Saturday, September 26, 2020

Denney Kitfox Mk IV Speedster, N525PP: Accident occurred September 24, 2020 near Lake County Airport (KLXV), Leadville, Colorado

This is preliminary information, subject to change, and may contain errors. Any errors in this report will be corrected when the final report has been completed.

The National Transportation Safety Board did not travel to the scene of this accident. 

Additional Participating Entity: 
Federal Aviation Administration / Flight Standards District Office; Denver, Colorado

Location: Leadville, CO
Accident Number: CEN20LA424
Date & Time: September 24, 2020, 14:30 Local
Registration: N525PP
Aircraft: Kitfox STI 
Injuries: 1 Serious
Flight Conducted Under:

On September 24, 2020, about 1430 mountain daylight time, a Kitfox EXP Speedster, N525PP, was substantially damaged when it was involved in an accident near Leadville, Colorado. The private pilot sustained serious injuries. The airplane was operated as a Title 14 Code of Federal Regulations Part 91 personal flight.

According to the pilot, he filled both fuel tanks prior to prefight and runup at the Lake County Airport (LXV), Leadville, Colorado. The pilot taxied to runway 34 and began the takeoff. The pilot stated that although the initial runup was normal, it seemed as the airplane was using more runway than expected during the takeoff roll. The airplane became airborne, settled back onto the runway surface, and became airborne again. The pilot stated that the airplane was not climbing normally at the departure end of the runway and the pilot noticed that his engine RPMs were in the low 4,000s. The airplane was not climbing out of ground effect and was descending despite a wide-open throttle.

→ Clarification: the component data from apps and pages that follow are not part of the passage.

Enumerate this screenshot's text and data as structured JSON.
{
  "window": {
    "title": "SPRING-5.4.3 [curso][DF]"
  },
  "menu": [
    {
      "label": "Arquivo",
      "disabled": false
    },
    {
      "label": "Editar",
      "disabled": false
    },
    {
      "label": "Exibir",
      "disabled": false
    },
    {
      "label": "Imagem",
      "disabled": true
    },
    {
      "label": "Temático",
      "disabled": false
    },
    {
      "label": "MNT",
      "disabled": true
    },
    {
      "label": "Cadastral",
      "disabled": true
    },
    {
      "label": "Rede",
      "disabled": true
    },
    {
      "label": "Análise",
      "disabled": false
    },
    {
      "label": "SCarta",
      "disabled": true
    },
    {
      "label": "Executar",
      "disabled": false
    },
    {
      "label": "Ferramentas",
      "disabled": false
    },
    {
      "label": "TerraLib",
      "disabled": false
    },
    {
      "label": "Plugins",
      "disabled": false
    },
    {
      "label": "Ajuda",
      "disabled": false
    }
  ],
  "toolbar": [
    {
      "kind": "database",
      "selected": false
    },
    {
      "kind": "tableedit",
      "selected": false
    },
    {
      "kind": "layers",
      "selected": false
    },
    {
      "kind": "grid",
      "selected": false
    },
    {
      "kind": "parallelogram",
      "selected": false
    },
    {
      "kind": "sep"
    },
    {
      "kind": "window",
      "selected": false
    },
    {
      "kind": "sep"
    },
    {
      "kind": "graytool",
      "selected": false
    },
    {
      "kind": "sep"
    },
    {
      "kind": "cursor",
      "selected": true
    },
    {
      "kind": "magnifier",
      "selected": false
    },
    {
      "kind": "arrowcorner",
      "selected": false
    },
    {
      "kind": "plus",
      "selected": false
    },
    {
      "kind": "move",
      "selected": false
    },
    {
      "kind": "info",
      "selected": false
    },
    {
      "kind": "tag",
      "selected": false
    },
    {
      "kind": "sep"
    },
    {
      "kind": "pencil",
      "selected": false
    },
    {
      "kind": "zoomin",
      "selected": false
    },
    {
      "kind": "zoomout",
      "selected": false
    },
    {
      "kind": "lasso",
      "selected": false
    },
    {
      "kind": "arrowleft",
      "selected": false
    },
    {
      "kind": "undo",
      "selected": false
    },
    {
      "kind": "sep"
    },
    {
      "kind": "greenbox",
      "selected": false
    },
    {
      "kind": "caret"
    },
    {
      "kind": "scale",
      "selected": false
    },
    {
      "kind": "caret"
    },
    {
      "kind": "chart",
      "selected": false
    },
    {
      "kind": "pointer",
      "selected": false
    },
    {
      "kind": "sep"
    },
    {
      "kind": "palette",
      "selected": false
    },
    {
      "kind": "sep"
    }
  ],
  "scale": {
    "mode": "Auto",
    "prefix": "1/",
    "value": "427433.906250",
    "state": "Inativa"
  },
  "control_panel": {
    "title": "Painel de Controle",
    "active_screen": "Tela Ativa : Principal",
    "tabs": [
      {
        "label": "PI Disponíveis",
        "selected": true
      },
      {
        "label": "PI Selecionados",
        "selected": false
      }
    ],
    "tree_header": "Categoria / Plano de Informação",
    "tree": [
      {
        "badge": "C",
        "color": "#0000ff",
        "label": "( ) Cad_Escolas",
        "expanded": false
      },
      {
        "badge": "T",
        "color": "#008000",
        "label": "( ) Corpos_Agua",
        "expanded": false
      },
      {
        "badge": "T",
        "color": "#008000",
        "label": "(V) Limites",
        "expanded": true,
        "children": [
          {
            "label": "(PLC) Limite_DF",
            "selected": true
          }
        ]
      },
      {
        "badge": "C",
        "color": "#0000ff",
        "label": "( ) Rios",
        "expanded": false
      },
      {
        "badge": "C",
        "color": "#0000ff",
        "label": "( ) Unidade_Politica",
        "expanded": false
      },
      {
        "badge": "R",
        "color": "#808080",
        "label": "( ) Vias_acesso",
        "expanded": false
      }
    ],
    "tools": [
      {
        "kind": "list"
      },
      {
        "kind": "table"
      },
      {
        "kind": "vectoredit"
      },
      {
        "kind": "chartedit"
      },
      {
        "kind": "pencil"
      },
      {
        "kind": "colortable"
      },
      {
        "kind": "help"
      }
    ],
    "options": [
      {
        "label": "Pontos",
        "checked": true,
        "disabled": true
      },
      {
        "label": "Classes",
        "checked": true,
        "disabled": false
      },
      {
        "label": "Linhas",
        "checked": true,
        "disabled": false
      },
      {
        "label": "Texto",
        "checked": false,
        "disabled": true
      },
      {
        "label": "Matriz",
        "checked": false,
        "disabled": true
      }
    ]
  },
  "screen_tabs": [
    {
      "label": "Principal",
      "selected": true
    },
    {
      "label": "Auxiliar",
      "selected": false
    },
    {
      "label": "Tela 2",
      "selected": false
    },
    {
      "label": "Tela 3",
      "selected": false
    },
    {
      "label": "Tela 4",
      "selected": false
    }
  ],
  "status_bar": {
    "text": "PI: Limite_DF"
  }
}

As the pilot contemplated a turn back to the airport, he decided to land the airplane straight ahead into a field with short pines trees. The right wing struck a small tree and the airplane came to rest on the ground against another tree. The pilot exited the airplane and airport emergency services responded. The right wing and empennage were bent and twisted.

After the accident, examination of the airplane and engine revealed a loose carburetor primer tube that was not impact related damage.

Aircraft and Owner/Operator Information

Aircraft Make: Kitfox
Registration: N525PP
Model/Series: STI NO SERIES 
Aircraft Category: Airplane
Amateur Built: Yes
Operating Certificate(s) Held: None
Operator Designator Code:

Meteorological Information and Flight Plan

Conditions at Accident Site: VMC 
Condition of Light: Day
Observation Facility, Elevation: LXV 
Observation Time: 14:15 Local
Distance from Accident Site: 0.3 Nautical Miles
Temperature/Dew Point: 21°C /-4°C
Lowest Cloud Condition: Clear
Wind Speed/Gusts, Direction: 10 knots / ,
Lowest Ceiling: None 
Visibility: 10 miles
Altimeter Setting: 30.4 inches Hg 
Type of Flight Plan Filed:
Departure Point: Leadville, CO 
Destination: Leadville, CO

Wreckage and Impact Information

Crew Injuries: 1 Serious
Aircraft Damage: Substantial
Passenger Injuries: 
Aircraft Fire: None
Ground Injuries: 
Aircraft Explosion: None
Total Injuries: 1 Serious 
Latitude, Longitude: 39.2508,-106.2925 (est)


  1. ? A kitfox, at Leadville? at 1pm? On the 24th, at 1:53pm, accident was at 2:05-ish, the temperature was 70 degrees and the winds were NW 13G21. DA calcs at 12,372'. As a crosscheck of the DA calc, today, as I type this, it's 1:12pm and the METAR says 64 degrees with a density altitude of 12,157'. Rwy choice is 16/34.

    Records indicate that the Kitfox had a 912 Rotax engine. I can imagine that climb performance sucked at that DA but really went downhill when he turned downwind.

    No track on FlightAware or Flightradar24 for the day of the accident.

    I know Kitfox aircraft are pretty peppy but if power was inadequate for a climb, ie he was descending, and then he turned downwind in 13G21 almost right on the tail, that gave the poor Kitfox no chance for success.

    As part of a mountain flying checkout I flew into Leadville, in the winter, with an instructor and one ride-along instructor, in a C182. It was an interesting takeoff and flying there for a mountain checkout served it's purpose.

    1. Dang it... I meant to write "at 2pm?"

    2. The accident pilot was not injured, so his mountain checkout served it's purpose in making him a better pilot. You had a brave ride-along instructor in your back seat when you went!